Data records
________________________________________

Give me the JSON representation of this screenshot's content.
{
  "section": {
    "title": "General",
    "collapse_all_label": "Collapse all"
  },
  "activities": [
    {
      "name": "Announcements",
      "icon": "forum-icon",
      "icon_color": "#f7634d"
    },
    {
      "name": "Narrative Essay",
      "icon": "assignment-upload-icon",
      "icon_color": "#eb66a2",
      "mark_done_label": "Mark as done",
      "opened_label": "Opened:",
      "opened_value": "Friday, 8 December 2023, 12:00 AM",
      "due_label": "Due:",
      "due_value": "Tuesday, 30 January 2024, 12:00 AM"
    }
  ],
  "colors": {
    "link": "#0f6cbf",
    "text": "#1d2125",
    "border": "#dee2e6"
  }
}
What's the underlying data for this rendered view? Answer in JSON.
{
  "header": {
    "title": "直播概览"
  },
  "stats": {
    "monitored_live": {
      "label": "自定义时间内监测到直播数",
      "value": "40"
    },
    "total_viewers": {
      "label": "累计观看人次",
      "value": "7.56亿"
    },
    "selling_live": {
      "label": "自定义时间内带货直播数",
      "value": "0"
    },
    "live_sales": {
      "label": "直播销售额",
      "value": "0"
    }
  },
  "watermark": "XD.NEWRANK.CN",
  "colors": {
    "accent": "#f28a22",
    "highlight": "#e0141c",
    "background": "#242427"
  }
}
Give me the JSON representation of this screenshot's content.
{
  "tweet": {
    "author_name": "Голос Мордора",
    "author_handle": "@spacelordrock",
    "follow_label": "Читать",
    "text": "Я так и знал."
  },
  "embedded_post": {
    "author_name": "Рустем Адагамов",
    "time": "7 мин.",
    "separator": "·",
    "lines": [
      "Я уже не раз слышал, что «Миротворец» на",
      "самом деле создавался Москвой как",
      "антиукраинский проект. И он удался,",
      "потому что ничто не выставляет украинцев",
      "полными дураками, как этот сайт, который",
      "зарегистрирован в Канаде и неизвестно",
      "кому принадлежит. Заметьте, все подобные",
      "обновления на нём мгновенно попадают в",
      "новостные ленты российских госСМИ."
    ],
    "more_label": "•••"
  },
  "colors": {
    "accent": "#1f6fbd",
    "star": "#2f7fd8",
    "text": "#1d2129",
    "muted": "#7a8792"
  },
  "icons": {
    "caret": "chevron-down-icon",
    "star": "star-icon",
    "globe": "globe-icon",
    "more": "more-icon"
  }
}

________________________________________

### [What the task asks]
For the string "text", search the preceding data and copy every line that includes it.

### [Answer to this exercise]
    "text": "#1d2125",
    "text": "Я так и знал."
    "text": "#1d2129",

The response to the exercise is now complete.